Dataset excerpts:
--*--

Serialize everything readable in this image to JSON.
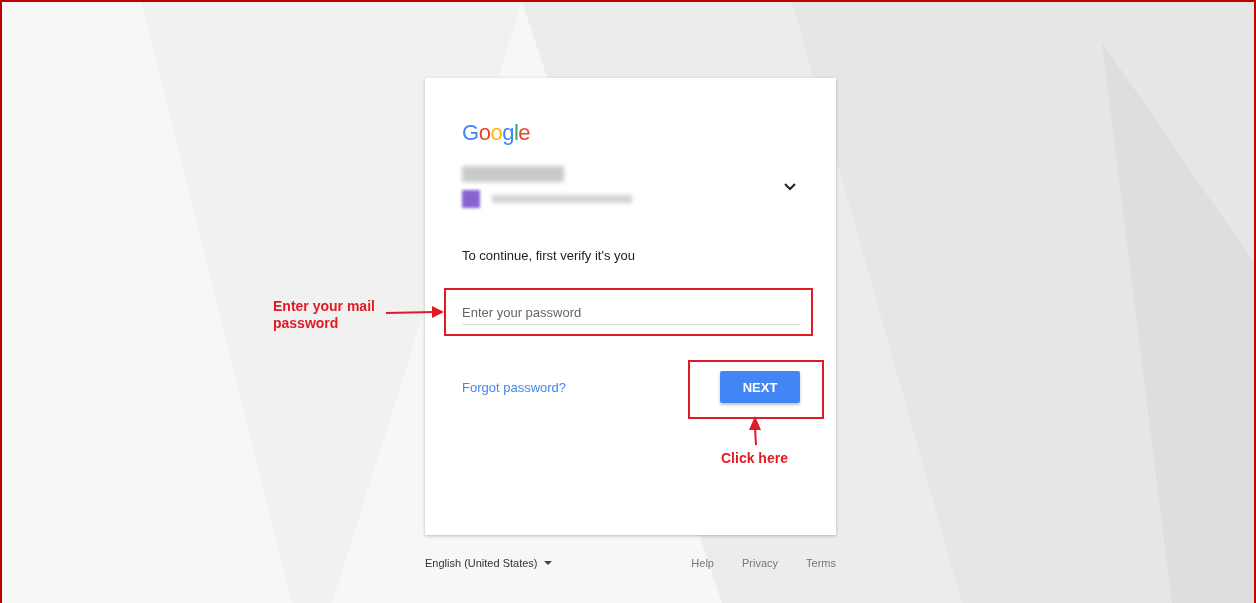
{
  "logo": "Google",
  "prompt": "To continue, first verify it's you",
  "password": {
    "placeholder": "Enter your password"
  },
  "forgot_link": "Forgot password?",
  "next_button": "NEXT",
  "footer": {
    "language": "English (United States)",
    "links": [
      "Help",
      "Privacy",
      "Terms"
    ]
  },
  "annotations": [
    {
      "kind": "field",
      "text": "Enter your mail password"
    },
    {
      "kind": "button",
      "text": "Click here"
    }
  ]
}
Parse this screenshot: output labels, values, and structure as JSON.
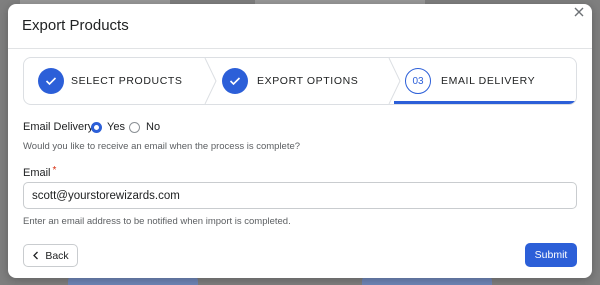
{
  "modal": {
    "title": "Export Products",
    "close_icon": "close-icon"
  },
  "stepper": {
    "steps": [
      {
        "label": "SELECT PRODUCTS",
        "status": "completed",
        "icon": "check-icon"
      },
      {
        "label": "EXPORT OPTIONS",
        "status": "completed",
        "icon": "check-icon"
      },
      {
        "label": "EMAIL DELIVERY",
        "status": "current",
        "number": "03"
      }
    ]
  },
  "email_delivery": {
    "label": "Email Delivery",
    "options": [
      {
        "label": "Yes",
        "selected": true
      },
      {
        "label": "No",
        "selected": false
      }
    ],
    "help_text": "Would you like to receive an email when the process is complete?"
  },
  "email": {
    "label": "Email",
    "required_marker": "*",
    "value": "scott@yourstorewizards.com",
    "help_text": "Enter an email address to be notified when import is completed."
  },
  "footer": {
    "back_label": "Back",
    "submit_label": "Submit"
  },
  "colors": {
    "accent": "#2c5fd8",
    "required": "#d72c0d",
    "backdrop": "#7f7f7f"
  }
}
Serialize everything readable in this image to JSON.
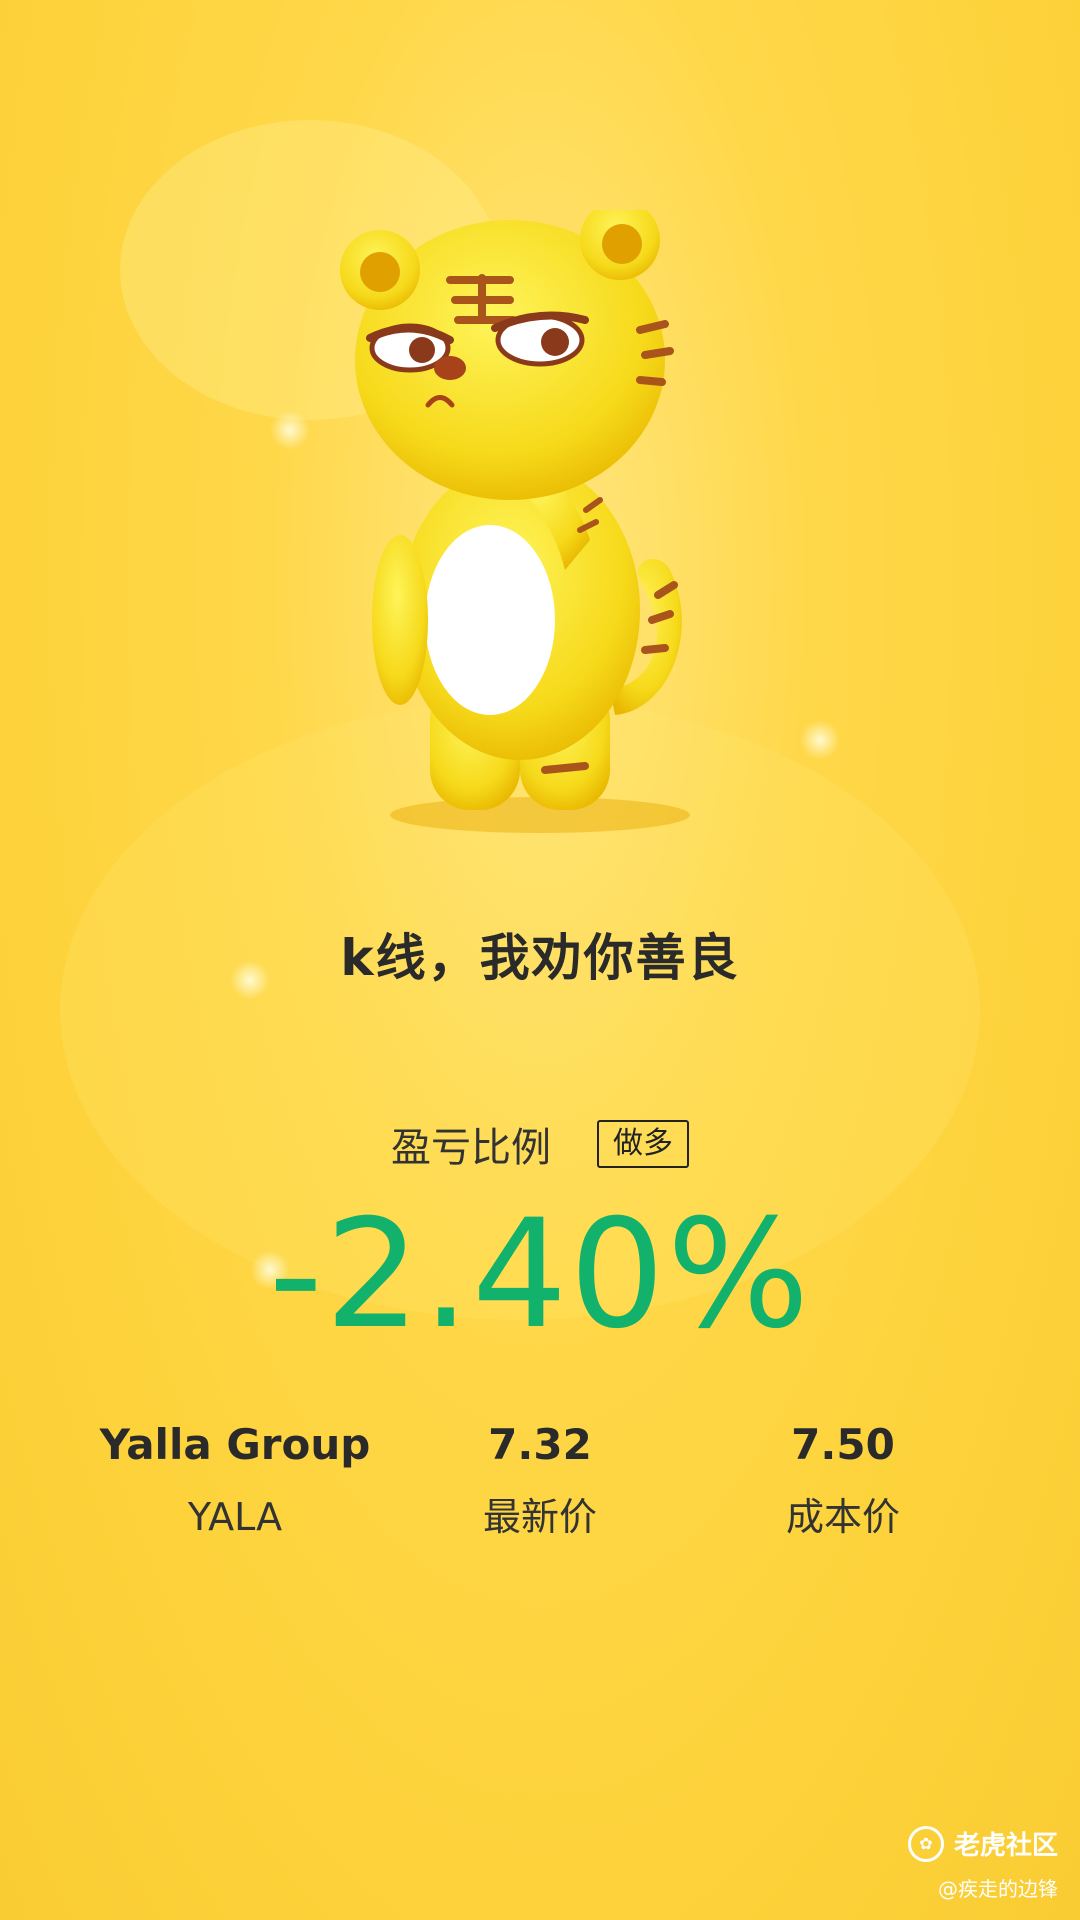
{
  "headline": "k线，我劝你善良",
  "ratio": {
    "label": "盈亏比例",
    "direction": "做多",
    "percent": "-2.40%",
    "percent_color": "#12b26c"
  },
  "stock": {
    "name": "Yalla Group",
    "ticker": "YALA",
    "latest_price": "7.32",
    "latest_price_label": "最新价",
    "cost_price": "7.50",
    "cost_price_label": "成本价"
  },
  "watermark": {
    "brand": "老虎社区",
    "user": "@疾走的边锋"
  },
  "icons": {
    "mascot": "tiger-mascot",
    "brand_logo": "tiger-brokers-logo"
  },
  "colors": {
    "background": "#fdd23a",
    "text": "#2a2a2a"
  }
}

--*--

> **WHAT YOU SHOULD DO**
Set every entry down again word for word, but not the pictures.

> **RESPONSE TO THE TASK**
Serialize everything readable in this image to JSON.
{
  "logo": "Google",
  "prompt": "To continue, first verify it's you",
  "password": {
    "placeholder": "Enter your password"
  },
  "forgot_link": "Forgot password?",
  "next_button": "NEXT",
  "footer": {
    "language": "English (United States)",
    "links": [
      "Help",
      "Privacy",
      "Terms"
    ]
  },
  "annotations": [
    {
      "kind": "field",
      "text": "Enter your mail password"
    },
    {
      "kind": "button",
      "text": "Click here"
    }
  ]
}
Parse this screenshot: output labels, values, and structure as JSON.
{
  "modal": {
    "title": "Export Products",
    "close_icon": "close-icon"
  },
  "stepper": {
    "steps": [
      {
        "label": "SELECT PRODUCTS",
        "status": "completed",
        "icon": "check-icon"
      },
      {
        "label": "EXPORT OPTIONS",
        "status": "completed",
        "icon": "check-icon"
      },
      {
        "label": "EMAIL DELIVERY",
        "status": "current",
        "number": "03"
      }
    ]
  },
  "email_delivery": {
    "label": "Email Delivery",
    "options": [
      {
        "label": "Yes",
        "selected": true
      },
      {
        "label": "No",
        "selected": false
      }
    ],
    "help_text": "Would you like to receive an email when the process is complete?"
  },
  "email": {
    "label": "Email",
    "required_marker": "*",
    "value": "scott@yourstorewizards.com",
    "help_text": "Enter an email address to be notified when import is completed."
  },
  "footer": {
    "back_label": "Back",
    "submit_label": "Submit"
  },
  "colors": {
    "accent": "#2c5fd8",
    "required": "#d72c0d",
    "backdrop": "#7f7f7f"
  }
}
Serialize everything readable in this image to JSON.
{
  "headline": "k线，我劝你善良",
  "ratio": {
    "label": "盈亏比例",
    "direction": "做多",
    "percent": "-2.40%",
    "percent_color": "#12b26c"
  },
  "stock": {
    "name": "Yalla Group",
    "ticker": "YALA",
    "latest_price": "7.32",
    "latest_price_label": "最新价",
    "cost_price": "7.50",
    "cost_price_label": "成本价"
  },
  "watermark": {
    "brand": "老虎社区",
    "user": "@疾走的边锋"
  },
  "icons": {
    "mascot": "tiger-mascot",
    "brand_logo": "tiger-brokers-logo"
  },
  "colors": {
    "background": "#fdd23a",
    "text": "#2a2a2a"
  }
}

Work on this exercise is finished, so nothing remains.